On Wednesday, Amazon was still taking orders for the Kindle, but said it would email customers with an estimated delivery date "as soon as we have more information." People who order the device won't be charged until the e-reader ships.
Amazon apparently found the sweet spot when it decided to one-up Barnes & Noble by slashing the price to $10 less than what B&N said it would sell the comparable Nook. Amazon cut the price just hours after B&N dropped the price of the Nook to $199 from $259, which had also been the price of the Kindle.
At less than $200, Amazon is likely spending more to make the Kindle.
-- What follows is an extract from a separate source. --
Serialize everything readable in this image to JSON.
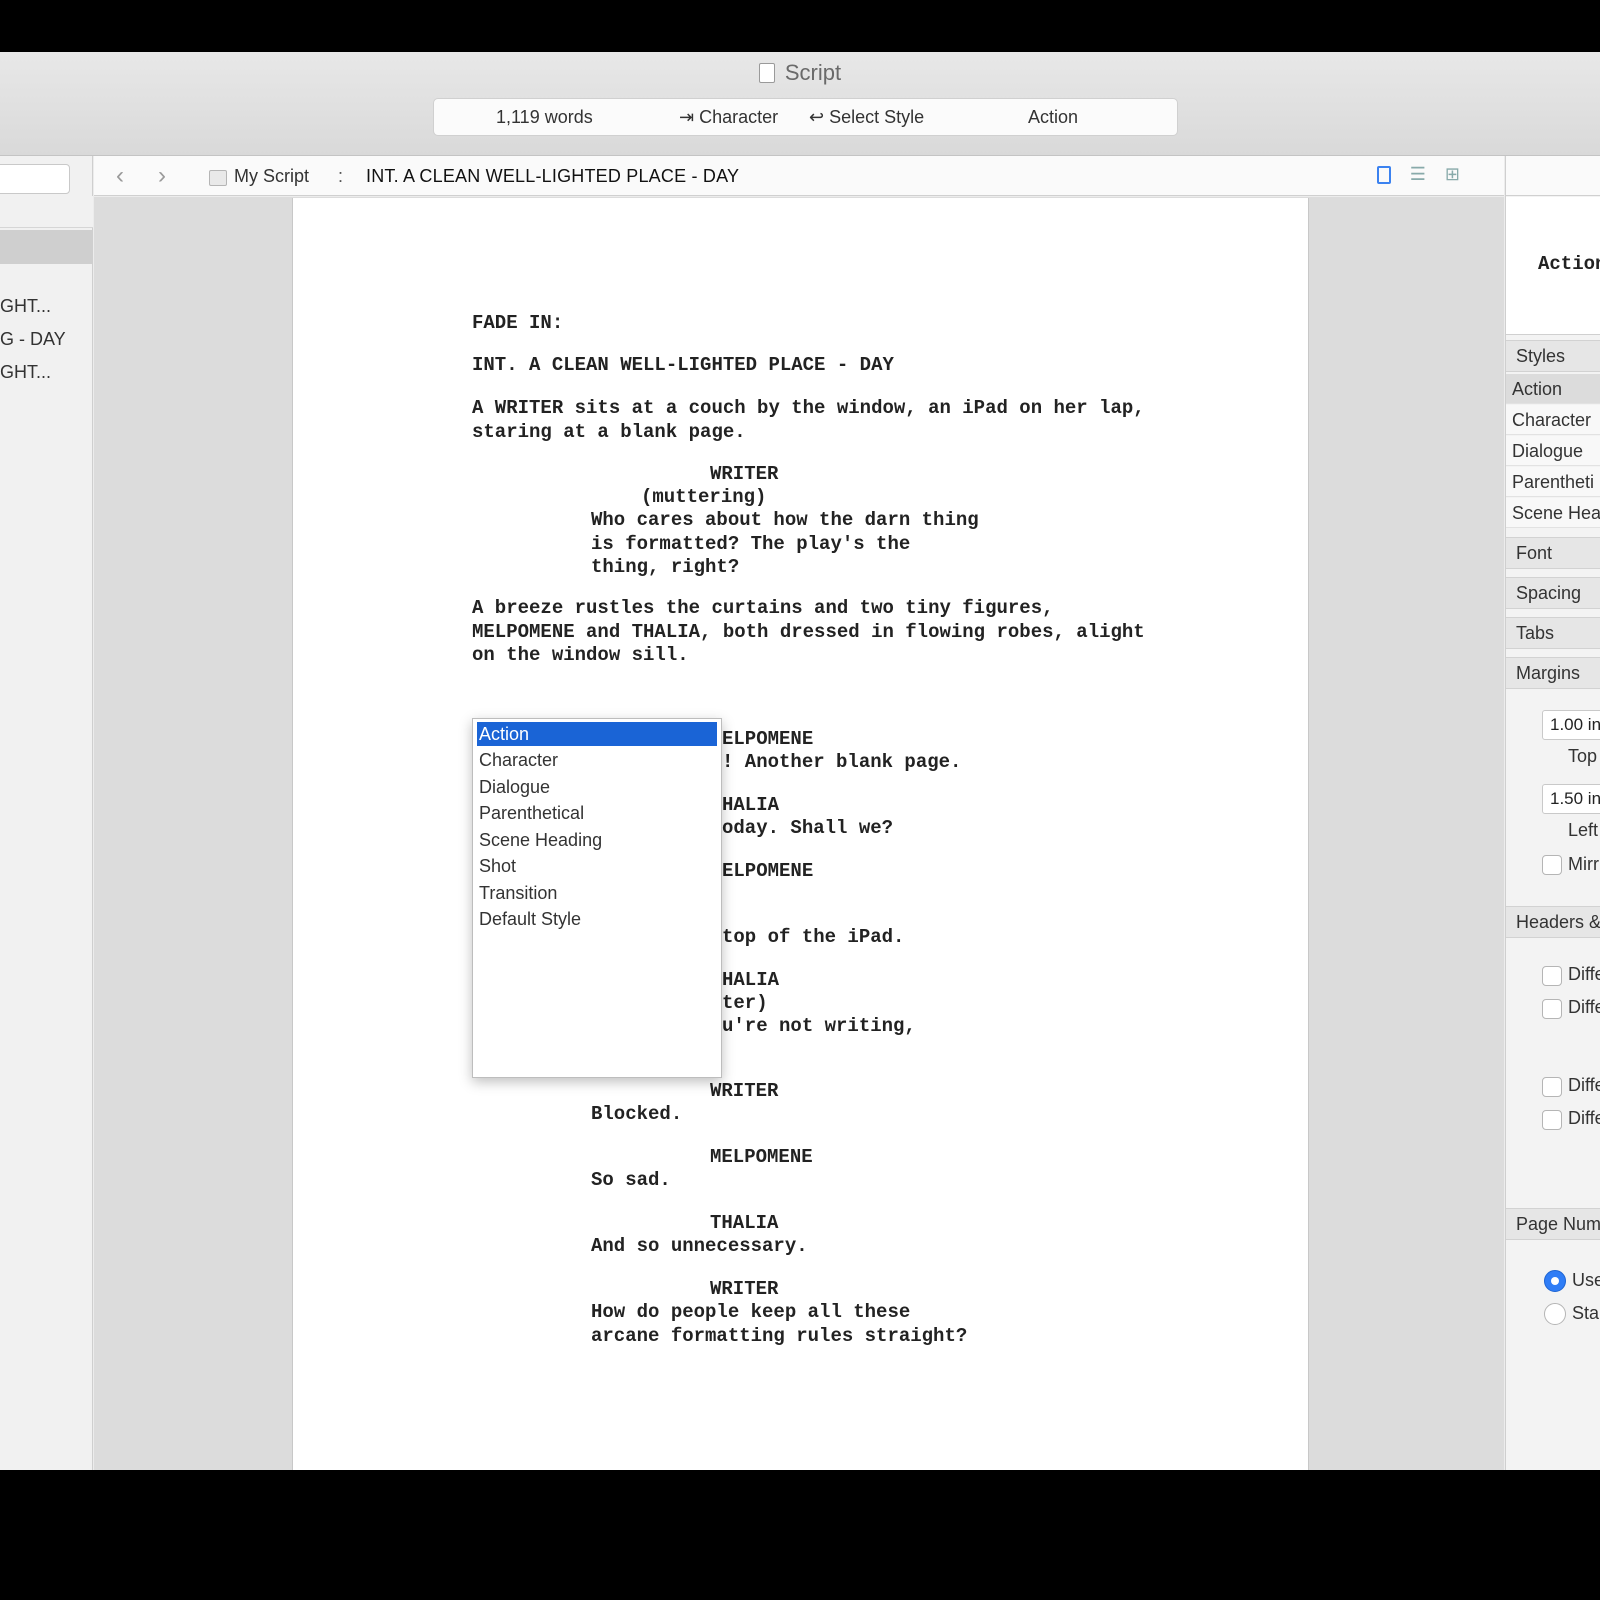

However, analysts say profits in the digital book market are shifting from the e-reader to the sales of e-books. As a result, lowering prices to get e-readers in the hands of consumers has become the strategy of booksellers.
The strategy is apparently working for Amazon. the company this month announced that unit sales of e-books surpassed that of hardcover books. On Wednesday, Amazon said Swedish author Stieg Larsson has become the first writer to sell more than 1 million digital books on Amazon. Larsson is the author of the bestselling "Millennium Trilogy."
"We've reached a tipping point with the new price of Kindle -- the growth rate of Kindle device unit sales has tripled since we lowered the price from $259 to $189," Jeff Bezos, founder and CEO of Amazon, said at the time. "In addition, even while our hardcover sales continue to grow, the Kindle format has now overtaken the hardcover format."
The growth rate of e-books sales have been impressive, given that digital books overtook hardcover books in less than three years. Amazon has been selling hardcover books for 15 years.
However, given the growing competition in the e-book market, Amazon will have to move quickly to increase its Kindly supply. Besides B&N, Amazon is facing competitive pressure from bookseller Borders, which offers the Kobo e-reader, and from Apple, which has sold more than 3 million iPads.